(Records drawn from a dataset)
+-------+

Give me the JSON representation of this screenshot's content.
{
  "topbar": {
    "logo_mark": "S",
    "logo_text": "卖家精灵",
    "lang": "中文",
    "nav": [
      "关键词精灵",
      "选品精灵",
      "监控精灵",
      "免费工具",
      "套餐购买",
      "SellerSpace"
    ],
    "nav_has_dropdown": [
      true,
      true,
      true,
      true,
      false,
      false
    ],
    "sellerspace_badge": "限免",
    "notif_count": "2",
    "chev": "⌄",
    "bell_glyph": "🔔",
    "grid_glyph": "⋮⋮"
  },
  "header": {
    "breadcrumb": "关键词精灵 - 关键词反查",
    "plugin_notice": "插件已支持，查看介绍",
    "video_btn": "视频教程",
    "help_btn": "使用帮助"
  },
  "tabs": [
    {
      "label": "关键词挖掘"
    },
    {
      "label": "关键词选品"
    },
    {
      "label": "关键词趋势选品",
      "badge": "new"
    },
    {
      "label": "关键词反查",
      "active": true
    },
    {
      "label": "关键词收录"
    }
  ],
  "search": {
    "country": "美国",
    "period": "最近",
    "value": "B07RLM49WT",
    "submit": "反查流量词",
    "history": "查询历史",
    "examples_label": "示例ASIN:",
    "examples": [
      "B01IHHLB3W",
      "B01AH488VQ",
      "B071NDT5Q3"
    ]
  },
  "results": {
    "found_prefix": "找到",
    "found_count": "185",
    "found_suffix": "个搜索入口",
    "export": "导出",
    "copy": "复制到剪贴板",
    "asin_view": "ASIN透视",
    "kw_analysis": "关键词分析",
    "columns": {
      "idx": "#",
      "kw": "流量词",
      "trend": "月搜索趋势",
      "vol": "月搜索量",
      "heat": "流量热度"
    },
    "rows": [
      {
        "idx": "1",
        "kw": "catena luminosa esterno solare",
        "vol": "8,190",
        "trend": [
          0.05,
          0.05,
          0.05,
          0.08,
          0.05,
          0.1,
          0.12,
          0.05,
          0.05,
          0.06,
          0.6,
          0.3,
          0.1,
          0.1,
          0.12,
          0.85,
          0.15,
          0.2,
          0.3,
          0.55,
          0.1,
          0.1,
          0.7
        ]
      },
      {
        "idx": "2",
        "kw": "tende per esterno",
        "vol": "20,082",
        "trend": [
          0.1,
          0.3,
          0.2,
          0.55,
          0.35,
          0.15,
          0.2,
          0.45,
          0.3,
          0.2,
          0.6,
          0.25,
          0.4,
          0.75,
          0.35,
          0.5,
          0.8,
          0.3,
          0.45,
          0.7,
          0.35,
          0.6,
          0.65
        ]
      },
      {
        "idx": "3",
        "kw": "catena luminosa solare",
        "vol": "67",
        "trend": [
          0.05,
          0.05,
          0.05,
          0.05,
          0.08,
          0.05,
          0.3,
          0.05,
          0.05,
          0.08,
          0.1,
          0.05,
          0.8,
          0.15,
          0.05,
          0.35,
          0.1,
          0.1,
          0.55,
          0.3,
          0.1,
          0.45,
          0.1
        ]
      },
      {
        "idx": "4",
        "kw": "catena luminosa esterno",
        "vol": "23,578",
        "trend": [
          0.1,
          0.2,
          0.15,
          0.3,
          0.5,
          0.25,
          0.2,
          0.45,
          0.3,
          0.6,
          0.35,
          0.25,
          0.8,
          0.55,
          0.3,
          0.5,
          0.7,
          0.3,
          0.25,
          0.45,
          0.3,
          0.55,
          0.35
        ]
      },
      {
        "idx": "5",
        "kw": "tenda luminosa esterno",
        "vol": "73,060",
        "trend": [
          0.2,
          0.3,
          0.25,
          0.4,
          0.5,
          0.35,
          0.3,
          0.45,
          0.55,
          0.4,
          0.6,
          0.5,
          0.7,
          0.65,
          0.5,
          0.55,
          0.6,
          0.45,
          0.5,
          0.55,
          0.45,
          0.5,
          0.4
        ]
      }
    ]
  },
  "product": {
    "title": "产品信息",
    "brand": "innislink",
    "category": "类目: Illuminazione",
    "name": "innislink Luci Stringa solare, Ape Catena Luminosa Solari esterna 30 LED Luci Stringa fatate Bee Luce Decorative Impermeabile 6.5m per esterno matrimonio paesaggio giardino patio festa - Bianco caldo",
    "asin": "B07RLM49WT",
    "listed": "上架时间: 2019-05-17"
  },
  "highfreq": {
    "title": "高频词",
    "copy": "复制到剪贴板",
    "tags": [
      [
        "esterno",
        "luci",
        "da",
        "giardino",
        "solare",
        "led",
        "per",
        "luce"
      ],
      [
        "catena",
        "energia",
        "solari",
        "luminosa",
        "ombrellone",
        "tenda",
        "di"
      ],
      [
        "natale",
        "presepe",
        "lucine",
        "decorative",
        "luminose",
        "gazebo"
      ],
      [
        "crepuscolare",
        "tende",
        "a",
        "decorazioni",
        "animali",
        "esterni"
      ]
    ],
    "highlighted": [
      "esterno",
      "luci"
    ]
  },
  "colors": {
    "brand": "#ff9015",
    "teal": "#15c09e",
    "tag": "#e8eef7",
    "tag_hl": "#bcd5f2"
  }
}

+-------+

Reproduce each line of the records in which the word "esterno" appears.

**Task output:**
        "kw": "catena luminosa esterno solare",
        "kw": "tende per esterno",
        "kw": "catena luminosa esterno",
        "kw": "tenda luminosa esterno",
    "name": "innislink Luci Stringa solare, Ape Catena Luminosa Solari esterna 30 LED Luci Stringa fatate Bee Luce Decorative Impermeabile 6.5m per esterno matrimonio paesaggio giardino patio festa - Bianco caldo",
        "esterno",
      "esterno",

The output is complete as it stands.